WaPo Omits Partisan Background Of Economist Cited By GOP

Today's Washington Post article about a possible government shutdown contains a brief he-said/she-said section about the estimated 700,000 job losses that would be caused by Republican spending cuts:

Democrats pointed to a new report Monday from Mark Zandi, chief economist of Moody's Analytics, which found that the Republican plan would cost 700,000 jobs through 2012, giving fresh ammunition to Democrats seeking to block the proposed GOP cuts. Zandi's report comes after a similar analysis last week by the investment bank Goldman Sachs, which predicted the cuts would do even greater damage to the economy.

Republicans have dismissed both reports as flawed. They cited Stanford University economist John B. Taylor, who argued that the macroeconomic models employed by Zandi and many other independent forecasters - including the Congressional Budget Office - overstate the economic impact of government spending.

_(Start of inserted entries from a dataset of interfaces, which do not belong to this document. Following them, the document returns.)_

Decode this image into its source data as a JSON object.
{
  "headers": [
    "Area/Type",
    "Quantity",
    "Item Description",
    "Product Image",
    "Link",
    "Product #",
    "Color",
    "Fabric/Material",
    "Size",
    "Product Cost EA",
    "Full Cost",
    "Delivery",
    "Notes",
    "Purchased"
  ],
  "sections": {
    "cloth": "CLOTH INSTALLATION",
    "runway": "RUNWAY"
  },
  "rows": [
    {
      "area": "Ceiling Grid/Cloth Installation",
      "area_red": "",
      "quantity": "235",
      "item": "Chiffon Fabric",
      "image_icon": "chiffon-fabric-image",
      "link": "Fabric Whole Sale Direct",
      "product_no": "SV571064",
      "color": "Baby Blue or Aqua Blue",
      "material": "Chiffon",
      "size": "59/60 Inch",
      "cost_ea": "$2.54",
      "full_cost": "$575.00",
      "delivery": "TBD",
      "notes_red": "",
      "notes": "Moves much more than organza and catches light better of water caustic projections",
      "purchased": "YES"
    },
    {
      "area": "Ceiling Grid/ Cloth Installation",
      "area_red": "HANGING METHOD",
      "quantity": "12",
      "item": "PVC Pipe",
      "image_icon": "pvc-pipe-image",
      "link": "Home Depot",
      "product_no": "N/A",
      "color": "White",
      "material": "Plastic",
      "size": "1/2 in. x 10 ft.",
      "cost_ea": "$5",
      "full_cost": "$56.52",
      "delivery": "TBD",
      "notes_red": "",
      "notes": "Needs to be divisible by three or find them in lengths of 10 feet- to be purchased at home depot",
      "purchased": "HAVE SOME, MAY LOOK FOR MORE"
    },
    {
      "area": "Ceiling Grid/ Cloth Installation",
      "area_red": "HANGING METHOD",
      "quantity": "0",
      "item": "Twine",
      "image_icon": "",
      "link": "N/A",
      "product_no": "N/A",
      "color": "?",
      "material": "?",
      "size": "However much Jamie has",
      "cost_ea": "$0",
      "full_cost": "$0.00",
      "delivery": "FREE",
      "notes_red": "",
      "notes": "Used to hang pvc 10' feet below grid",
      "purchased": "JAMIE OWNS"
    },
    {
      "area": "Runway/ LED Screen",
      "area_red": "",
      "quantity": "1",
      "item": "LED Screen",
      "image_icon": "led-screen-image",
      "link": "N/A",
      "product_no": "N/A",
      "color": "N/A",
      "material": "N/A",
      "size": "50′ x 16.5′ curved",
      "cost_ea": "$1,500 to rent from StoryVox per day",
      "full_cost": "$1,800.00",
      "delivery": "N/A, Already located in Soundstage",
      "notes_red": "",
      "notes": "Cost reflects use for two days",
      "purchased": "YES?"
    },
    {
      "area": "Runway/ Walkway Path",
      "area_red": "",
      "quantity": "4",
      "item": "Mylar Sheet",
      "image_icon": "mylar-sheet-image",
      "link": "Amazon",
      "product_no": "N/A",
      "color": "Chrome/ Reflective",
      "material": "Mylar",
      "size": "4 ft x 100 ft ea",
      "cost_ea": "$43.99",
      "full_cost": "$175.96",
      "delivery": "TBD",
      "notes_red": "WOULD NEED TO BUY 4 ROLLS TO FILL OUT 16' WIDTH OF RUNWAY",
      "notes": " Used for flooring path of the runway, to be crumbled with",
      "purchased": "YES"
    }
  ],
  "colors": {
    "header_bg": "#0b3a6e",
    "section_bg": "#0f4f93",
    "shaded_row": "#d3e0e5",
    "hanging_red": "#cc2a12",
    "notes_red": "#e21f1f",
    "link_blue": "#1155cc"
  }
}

Hmmm. Both sides point to experts. Which is a reader to believe? Well, it might help if the Post had given readers some idea of who Mark Zandi and John Taylor are. Zandi was a key member of John McCain's economic team during McCain's 2008 presidential campaign. Taylor is a fellow at the anti-government Hoover Institution and worked in the presidential administrations of Gerald Ford and both Bushes, and served as an advisor to the presidential campaigns of Bob Dole and George W. Bush.

But the Post didn't tell readers any of that; didn't give the slightest hint that Democrats were citing the work of an economist who has worked for Republicans, while Republicans were citing one of their own. Instead, it presented Taylor simply as a “Stanford University economist.”

What's next? An article quoting John Yoo's views on torture, but describing him simply as a “Berkeley professor” ?

UPDATE: At Yahoo News, Zachary Roth criticizes the same problem in another Post article, adding:

Politicians often try to advance their position by fogging up the debate, suggesting that the state of academic research on an issue is less settled than it in fact is. And you can't blame them for that: Their goal is to move their agenda, not to educate the public. But lately they're having too much success in getting reporters to advance that agenda via a surface impression of evenhandedness. And on this crucial policy front--as well as on a few others--this dynamic makes it that much harder to have a debate that's grounded in facts.